It's been a big weekend for God-haunted movie openings, with the Coen brothers' "A Serious Man" duking it out with British comedian Ricky Gervais's "The Invention of Lying." Gervais helped write and direct "Lying," which has received mixed reviews. Critics have also split on the film's effort to generate laughs from portraying God's existence as one of the biggest lies of all. For some audience members, such atheism-themed humor will produce more discomfort than David Letterman's Thursday night confession about his "creepy" behavior with his show's female employees.
Connie Ogle of The Miami Herald said "The Invention of Lying" "may well be the first mainstream atheism-based feature film," while Manohla Dargis of The New York Times dismissed the film's atheistic subtext as "gentle pokes at religious faith at its most literal."
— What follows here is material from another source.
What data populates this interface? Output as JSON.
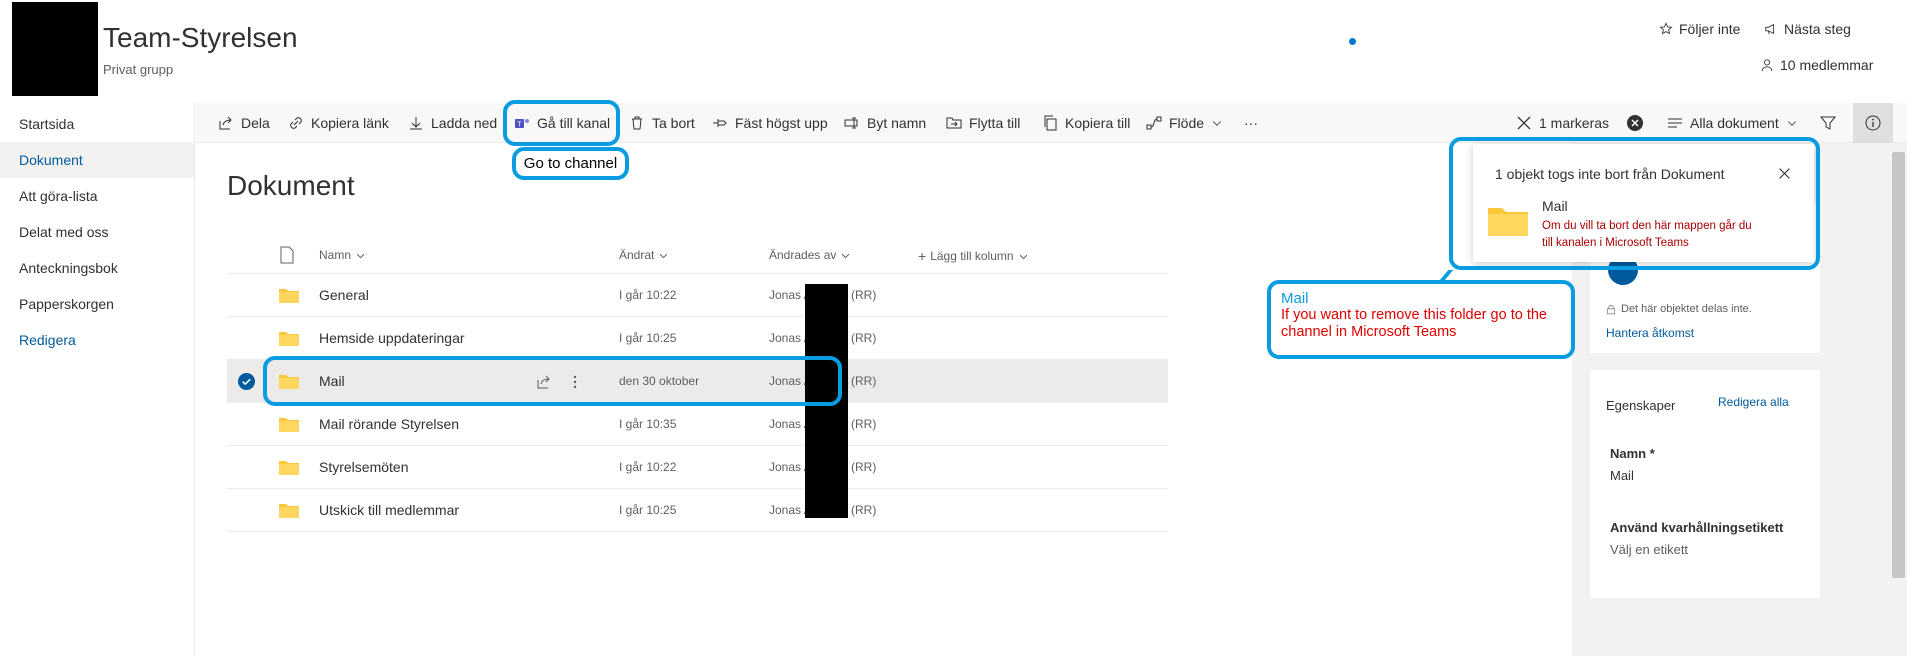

Kyle Smith, a reviewer for the New York Post, saw things differently:
"The movie is a full-on attack on religion in general and Christianity in particular. It might be the most blatantly, one-sidedly atheist movie ever released by a major studio, in this case Warner Bros."
Entertainment Weekly magazine ran Adam Markovitz's article on the controversy in its Oct. 2 issue:
What you don't know--thanks to a carefully crafted marketing campaign--is the movie's actual subject: religion...."It's not atheist propaganda," says (Gervais), who is, indeed, an atheist.
Reviews of the film (some of which can be found at www.rottentomatoes.com) have taken varying approaches to the film's delicate balancing act.
Gary Thompson of the Philadelphia Daily News contrasts the film to an earlier comedy that was friendlier to faith:
"The Invention of Lying" turns out to be "Bruce Almighty" for atheists. Where the latter was a comedy about a man who taps into God's power, the former is a comedy about a man who acquires power by inventing God.
Joe Williams of the St. Louis Post-Dispatch focused on the difficulties the film presents for many viewers:
Ruefully smiling behind his trademark protective shell, Gervais makes it hard to sift through the mixed messages. On the one hand, he's dared to direct a mainstream movie asserting that God is a convenient fiction. In the other hand he's clutching a valentine, hoping we'll forgive and forget.
Roger Ebert, like other critics, applauded the film's audacious effort to mix mirth and metaphysics. But he was one of the few to address its potential impact on audiences:
What we have here, in microcosm, is the paradox of a benevolent god creating a world of evil....I saw the movie with a large audience, which laughed a lot. I have no idea what they thought of its implications. "The Invention of Lying" isn't strident, ideological or argumentative...